What you will do =
Below are the records; pull every line that includes "Group".

[Extracted data entries]
▬▬▬▬▬▬▬▬▬▬
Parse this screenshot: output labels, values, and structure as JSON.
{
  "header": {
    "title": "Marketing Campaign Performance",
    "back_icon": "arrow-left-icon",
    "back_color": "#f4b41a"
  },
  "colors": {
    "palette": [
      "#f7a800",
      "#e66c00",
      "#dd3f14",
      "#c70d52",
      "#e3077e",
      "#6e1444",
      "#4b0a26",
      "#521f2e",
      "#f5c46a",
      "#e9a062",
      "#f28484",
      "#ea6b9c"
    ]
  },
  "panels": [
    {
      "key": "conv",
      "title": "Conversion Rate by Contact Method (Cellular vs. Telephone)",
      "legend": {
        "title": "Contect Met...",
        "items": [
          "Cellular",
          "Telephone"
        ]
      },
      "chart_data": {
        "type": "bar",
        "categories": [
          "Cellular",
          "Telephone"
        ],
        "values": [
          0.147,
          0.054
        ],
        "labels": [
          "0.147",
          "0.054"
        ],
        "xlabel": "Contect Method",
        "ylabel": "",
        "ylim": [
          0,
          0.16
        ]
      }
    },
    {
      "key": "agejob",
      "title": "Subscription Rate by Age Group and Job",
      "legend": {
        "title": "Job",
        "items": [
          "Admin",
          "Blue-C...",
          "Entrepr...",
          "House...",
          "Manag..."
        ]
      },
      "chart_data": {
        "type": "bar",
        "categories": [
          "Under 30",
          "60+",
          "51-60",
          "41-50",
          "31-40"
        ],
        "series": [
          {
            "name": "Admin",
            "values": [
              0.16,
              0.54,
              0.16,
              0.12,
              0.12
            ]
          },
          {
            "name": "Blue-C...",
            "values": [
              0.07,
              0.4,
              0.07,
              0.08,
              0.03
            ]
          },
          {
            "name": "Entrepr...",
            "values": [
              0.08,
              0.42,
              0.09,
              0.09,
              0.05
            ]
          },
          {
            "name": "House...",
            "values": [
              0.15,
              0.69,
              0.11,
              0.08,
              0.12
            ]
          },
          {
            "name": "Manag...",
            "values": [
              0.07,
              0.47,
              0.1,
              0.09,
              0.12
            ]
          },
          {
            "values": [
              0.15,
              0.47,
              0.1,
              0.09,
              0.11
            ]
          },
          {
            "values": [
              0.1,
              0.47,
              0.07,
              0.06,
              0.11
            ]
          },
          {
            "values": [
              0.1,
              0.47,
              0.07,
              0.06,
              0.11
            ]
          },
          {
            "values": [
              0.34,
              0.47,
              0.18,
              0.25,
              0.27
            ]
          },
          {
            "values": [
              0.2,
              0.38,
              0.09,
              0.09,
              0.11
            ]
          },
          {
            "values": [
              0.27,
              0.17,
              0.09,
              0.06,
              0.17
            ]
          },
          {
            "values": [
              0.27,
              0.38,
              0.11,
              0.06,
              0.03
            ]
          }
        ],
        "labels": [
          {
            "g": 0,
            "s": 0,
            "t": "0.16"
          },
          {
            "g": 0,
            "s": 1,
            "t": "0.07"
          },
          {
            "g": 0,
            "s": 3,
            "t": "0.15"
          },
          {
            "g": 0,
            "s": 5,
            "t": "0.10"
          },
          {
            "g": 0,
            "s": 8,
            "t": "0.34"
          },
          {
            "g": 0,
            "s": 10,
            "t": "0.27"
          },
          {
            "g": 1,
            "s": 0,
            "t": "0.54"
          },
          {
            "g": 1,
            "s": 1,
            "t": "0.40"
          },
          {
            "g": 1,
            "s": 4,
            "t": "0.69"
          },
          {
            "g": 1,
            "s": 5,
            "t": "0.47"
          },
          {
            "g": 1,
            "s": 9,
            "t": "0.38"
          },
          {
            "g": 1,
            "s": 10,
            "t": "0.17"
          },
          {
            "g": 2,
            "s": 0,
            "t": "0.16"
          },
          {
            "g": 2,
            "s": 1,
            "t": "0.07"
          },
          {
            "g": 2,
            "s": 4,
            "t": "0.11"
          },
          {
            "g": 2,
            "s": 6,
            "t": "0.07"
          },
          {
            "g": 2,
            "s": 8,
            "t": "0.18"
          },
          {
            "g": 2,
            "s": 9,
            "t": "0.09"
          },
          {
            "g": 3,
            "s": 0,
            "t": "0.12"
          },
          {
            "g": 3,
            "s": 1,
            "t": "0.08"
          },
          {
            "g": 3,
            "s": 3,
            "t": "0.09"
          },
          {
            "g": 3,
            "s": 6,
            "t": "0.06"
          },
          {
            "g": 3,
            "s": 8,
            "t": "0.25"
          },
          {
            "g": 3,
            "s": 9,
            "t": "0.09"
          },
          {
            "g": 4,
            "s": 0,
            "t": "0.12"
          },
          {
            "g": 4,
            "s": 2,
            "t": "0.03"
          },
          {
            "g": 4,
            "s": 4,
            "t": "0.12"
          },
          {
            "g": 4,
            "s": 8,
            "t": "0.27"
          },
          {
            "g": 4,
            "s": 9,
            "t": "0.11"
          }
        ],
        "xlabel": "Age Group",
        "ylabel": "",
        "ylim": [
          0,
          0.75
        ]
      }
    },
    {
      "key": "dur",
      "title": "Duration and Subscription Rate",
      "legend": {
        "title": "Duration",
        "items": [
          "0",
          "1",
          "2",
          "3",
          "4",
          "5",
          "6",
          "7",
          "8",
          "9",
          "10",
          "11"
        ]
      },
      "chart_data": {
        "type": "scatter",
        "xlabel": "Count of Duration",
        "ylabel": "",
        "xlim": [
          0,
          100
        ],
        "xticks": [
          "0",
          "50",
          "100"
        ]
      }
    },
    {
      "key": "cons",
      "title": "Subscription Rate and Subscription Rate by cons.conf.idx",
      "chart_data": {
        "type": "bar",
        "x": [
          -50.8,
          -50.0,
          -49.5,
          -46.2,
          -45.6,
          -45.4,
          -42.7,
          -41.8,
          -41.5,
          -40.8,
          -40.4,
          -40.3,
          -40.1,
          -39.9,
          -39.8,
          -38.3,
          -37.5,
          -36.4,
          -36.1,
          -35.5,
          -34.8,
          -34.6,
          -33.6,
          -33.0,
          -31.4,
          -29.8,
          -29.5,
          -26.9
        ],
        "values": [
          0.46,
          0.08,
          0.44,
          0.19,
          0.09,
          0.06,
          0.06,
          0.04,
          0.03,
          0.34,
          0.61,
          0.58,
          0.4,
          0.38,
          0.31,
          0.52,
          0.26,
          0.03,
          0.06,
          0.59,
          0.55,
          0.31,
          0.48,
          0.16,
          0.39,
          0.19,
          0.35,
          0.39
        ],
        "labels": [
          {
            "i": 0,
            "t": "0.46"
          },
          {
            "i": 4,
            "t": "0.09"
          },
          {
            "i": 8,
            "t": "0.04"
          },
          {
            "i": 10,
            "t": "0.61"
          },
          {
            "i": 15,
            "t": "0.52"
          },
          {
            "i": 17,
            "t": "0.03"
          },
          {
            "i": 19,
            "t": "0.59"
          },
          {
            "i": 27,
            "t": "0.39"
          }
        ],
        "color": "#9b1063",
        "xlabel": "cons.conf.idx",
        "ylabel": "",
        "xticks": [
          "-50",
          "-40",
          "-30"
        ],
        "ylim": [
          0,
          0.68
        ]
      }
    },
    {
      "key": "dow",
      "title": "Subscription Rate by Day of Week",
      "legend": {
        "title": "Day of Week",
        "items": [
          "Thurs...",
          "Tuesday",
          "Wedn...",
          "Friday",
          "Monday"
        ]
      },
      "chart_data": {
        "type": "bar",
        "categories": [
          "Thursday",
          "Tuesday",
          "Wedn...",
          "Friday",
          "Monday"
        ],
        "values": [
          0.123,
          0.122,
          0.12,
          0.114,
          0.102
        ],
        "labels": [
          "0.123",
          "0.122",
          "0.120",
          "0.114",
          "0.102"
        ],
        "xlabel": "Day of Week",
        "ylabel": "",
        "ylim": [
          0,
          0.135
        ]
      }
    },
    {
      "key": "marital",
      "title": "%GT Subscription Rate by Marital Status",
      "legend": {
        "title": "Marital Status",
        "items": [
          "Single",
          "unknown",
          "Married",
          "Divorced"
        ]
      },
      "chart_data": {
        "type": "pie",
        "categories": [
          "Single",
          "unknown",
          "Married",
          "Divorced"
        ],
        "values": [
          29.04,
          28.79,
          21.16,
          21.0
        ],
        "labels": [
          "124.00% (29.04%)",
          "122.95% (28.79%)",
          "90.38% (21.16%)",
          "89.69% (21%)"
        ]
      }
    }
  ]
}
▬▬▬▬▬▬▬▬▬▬
Task answer =
      "title": "Subscription Rate by Age Group and Job",
        "xlabel": "Age Group",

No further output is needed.